p.s.  To add another dimension (mwooohahahahaha), there will be a book giveaway too....

Sunday, February 2, 2014


     Okay, one more very short post.  I've blogged about how my daughter's been accepted to her first-choice art school for this fall, the School of Visual Arts in Manhattan, just a short PATH train ride from home in the Jersey burbs.  But I don't think I've mentioned my worries.  My daughter is shy around strangers and has never been one to do transitions well, and even though she won't be far from home, I've been anxious for her all along because she'll be living in a dorm and won't know anyone at school at first.
     Or so I thought until today.
     Today is the day I just happened to ask Amy whether her friend Sy, who is smart, responsible and mature, and who also attended National Portfolio Day, has heard any news about her applications.
     A: [eyeroll] Yeah, she also got into SVA.
     Q: She did? You never even told me she applied there.  Well, does she want to go?
     A: [bigger eyeroll] Yes. 
     Q: She's going? So you're going to have a friend there?
     A: [utter disgust] YES, Mommy.
     Q:  Why didn't you ever tell me about this???

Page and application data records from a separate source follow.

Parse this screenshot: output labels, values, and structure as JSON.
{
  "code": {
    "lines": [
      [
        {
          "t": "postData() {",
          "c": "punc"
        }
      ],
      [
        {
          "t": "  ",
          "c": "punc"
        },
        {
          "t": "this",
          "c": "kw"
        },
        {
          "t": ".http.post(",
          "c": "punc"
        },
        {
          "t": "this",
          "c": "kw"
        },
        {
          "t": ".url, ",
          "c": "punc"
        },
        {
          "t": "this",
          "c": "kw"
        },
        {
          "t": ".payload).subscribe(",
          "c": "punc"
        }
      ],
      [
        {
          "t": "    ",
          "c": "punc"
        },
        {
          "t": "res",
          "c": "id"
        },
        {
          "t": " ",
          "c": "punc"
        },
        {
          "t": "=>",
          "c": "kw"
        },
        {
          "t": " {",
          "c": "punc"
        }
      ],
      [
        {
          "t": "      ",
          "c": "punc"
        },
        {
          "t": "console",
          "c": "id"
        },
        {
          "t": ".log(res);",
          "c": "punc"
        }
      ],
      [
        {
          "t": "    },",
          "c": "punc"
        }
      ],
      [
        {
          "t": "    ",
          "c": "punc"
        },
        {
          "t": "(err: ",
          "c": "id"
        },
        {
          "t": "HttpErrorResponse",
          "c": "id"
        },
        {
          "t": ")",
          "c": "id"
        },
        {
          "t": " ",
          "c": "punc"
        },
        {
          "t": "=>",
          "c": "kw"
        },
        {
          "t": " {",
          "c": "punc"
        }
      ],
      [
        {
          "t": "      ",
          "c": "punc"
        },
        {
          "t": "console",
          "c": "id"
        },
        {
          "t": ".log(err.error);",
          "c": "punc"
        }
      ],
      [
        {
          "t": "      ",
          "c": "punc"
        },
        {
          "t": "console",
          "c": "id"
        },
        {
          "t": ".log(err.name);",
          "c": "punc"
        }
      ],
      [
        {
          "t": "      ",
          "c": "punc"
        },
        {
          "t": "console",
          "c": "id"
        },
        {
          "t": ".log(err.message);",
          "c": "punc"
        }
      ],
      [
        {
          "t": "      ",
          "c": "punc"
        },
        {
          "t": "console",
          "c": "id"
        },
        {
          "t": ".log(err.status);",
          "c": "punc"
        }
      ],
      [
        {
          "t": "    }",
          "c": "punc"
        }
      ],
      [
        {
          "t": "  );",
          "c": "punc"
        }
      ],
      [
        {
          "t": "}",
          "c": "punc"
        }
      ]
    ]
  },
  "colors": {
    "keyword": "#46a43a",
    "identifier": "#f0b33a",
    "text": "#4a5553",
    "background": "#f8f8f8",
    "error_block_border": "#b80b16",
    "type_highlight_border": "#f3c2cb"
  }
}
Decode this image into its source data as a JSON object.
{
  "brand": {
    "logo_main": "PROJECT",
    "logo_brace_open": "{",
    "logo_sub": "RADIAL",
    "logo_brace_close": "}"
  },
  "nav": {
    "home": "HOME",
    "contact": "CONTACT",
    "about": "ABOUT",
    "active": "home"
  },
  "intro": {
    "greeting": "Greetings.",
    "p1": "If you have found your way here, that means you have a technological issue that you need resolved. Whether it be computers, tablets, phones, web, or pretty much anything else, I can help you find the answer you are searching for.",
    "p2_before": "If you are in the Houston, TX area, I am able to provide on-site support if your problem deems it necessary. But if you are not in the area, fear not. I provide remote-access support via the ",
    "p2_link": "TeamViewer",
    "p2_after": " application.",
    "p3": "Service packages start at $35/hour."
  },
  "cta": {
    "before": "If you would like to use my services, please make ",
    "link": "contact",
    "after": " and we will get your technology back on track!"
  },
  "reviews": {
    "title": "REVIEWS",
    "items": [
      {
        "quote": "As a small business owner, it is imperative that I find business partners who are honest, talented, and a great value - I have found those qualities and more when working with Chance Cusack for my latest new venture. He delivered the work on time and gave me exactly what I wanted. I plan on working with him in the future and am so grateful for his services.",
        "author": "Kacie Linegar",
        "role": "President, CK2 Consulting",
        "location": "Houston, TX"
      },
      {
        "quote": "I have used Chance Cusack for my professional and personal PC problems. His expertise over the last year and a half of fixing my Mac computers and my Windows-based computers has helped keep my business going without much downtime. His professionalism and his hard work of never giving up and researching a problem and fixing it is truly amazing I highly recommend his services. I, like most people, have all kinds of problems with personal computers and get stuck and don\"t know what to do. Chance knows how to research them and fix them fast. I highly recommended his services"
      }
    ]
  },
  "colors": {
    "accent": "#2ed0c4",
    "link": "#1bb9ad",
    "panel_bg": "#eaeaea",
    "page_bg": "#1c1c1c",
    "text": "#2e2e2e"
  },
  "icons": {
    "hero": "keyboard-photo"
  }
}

     Parenthood, right?  That is all.

Saturday, February 1, 2014


     I am dying to share some writing-related news here.  The only problem is that it's not actually news.  In fact, if I'm being totally honest, I have to admit that it's not even pre-news.  I'm not sure how many "pre-"s I would need to tack on in front of the word "news" for what I've got to qualify, but it would be a lot.  So, I'm sorry.  I have nothing to share.  But if I DID have something to share, please rest assured that this is the first place I would share it.  The only thing I have to share right now is a little half-smile on my face and a slight spring in my step, and both of those are good and righteous things.  Let's all be calm now and carry on, shall we?